Sacramento policy-makers could learn something about the right way to prepare for the future by watching California’s universities plan for a rise in enrollment over the next 17 years.
It is too early to tell how many new campuses will result from the planning now under way at the University of California and the California State University systems. But at least the scholars are not treating future growth like an avalanche that must first bowl them over before they can start digging their way out--a frame of mind that Sacramento unfortunately applies to all sorts of problems from transportation to health care.
David P. Gardner, president of the University of California, has put his board of regents on notice that the system may need as many as three new campuses to handle 63,000 more students than are now enrolled at UC. California State University, also facing booming enrollments, is working on answering growing student demand in both northern San Diego County and Ventura County.
Over the next year or two, university planners will be trying to calculate how how many new colleges can actually be financed, where they should be located and whether the growth can be accommodated by communities in which new campuses would be built and old campuses expanded. Part of the process will involve making more efficient use of existing buildings and working more closely with community colleges, which can ease some of the growth pressures by preparing students over a two-year period for transfer to four-year campuses.
The missions of UC and Cal State are to educate California’s best-qualified high-school graduates. The number considered best-qualified keeps growing. UC expects 217,000 students by 2005, up from today’s 154,000. The Cal State system expects 440,000 students by 2005, an increase of 100,000 from the fall of 1987.
The universities must build not only campuses but faculties as well. For example, the UC system anticipates needing 10,200 new professors between now and 2005 because of growing enrollments and faculty retirements.
A key question is money. UC Vice President William B. Baker says that the university’s budget must grow by 9% a year to accommodate growth and inflation. It cannot meet that level unless the Gann spending limits are changed to allow the state to spend more of the money that it collects in taxes. So higher education’s planning for the future must include a strong push to rewrite that limit so that all vital state programs are not starved just when they should be growing.

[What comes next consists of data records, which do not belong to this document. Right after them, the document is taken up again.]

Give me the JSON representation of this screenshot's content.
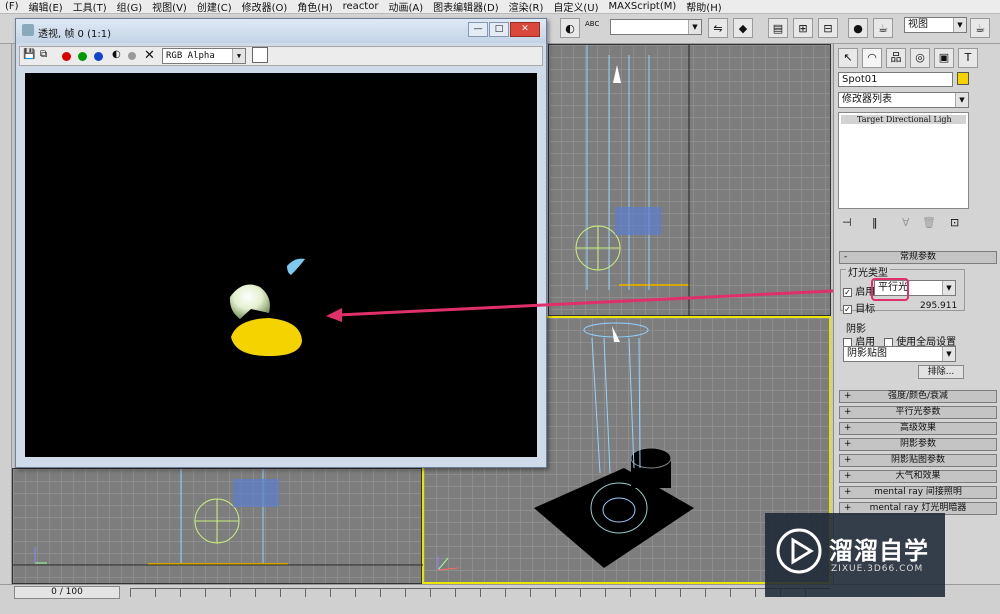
{
  "menu": [
    "(F)",
    "编辑(E)",
    "工具(T)",
    "组(G)",
    "视图(V)",
    "创建(C)",
    "修改器(O)",
    "角色(H)",
    "reactor",
    "动画(A)",
    "图表编辑器(D)",
    "渲染(R)",
    "自定义(U)",
    "MAXScript(M)",
    "帮助(H)"
  ],
  "toolbar": {
    "view_combo": "视图",
    "abc_label": "ABC"
  },
  "render_window": {
    "title": "透视, 帧 0 (1:1)",
    "channel_select": "RGB Alpha",
    "close_glyph": "✕"
  },
  "command_panel": {
    "object_name": "Spot01",
    "modifier_list": "修改器列表",
    "stack_item": "Target Directional Ligh",
    "general_params": {
      "header": "常规参数",
      "light_type_label": "灯光类型",
      "enable_label": "启用",
      "light_type_value": "平行光",
      "target_label": "目标",
      "target_distance": "295.911",
      "shadows_label": "阴影",
      "shadow_enable_label": "启用",
      "global_settings_label": "使用全局设置",
      "shadow_type": "阴影贴图",
      "exclude_button": "排除..."
    },
    "rollouts": [
      "强度/颜色/衰减",
      "平行光参数",
      "高级效果",
      "阴影参数",
      "阴影贴图参数",
      "大气和效果",
      "mental ray 间接照明",
      "mental ray 灯光明暗器"
    ]
  },
  "timeline": {
    "frame_counter": "0 / 100"
  },
  "watermark": {
    "brand": "溜溜自学",
    "url": "ZIXUE.3D66.COM"
  },
  "colors": {
    "highlight": "#e0306a",
    "active_viewport": "#e9e400",
    "light_yellow": "#f5d300"
  }
}
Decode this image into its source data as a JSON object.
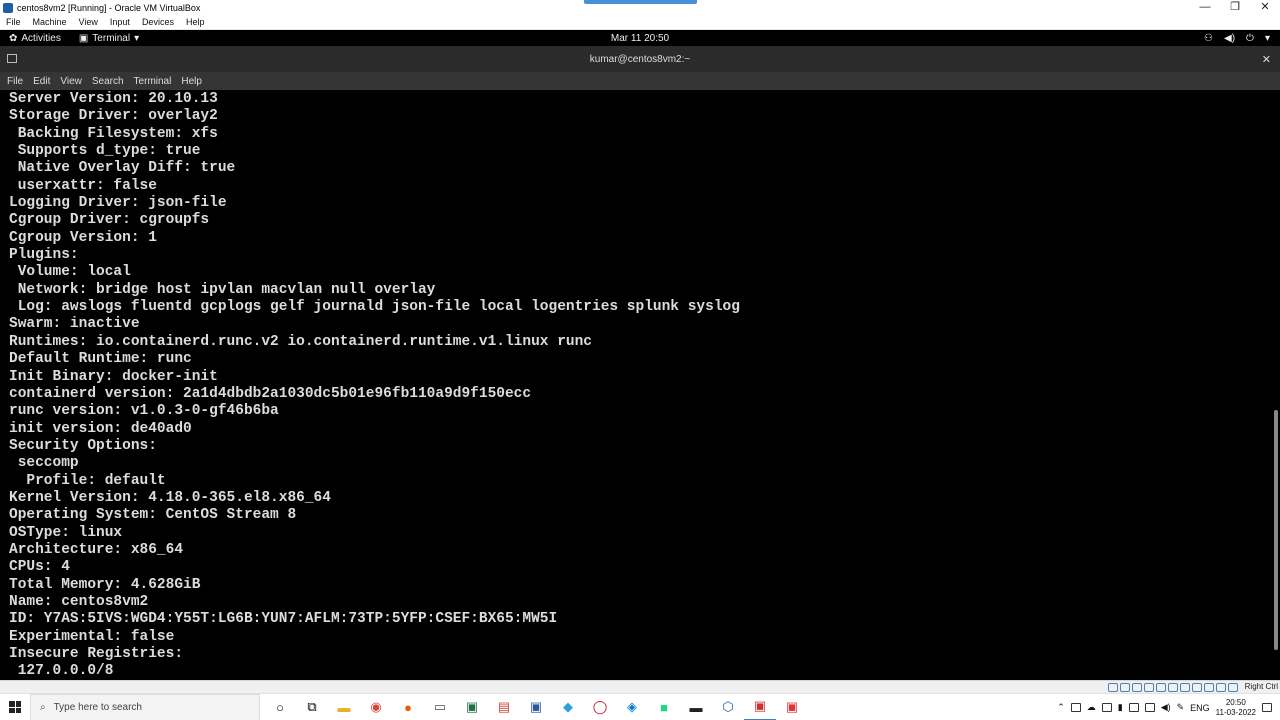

No matter what the outcome of the various planning steps by the UC and CSU systems, they are at least engaged in the process. So is the public school system, which is struggling to build enough schools to meet its needs. But education is not the only area in which Californians are placing heavier demands on state services. Transportation, land use, health care and the concerns of a growing elderly population need this same kind of planning.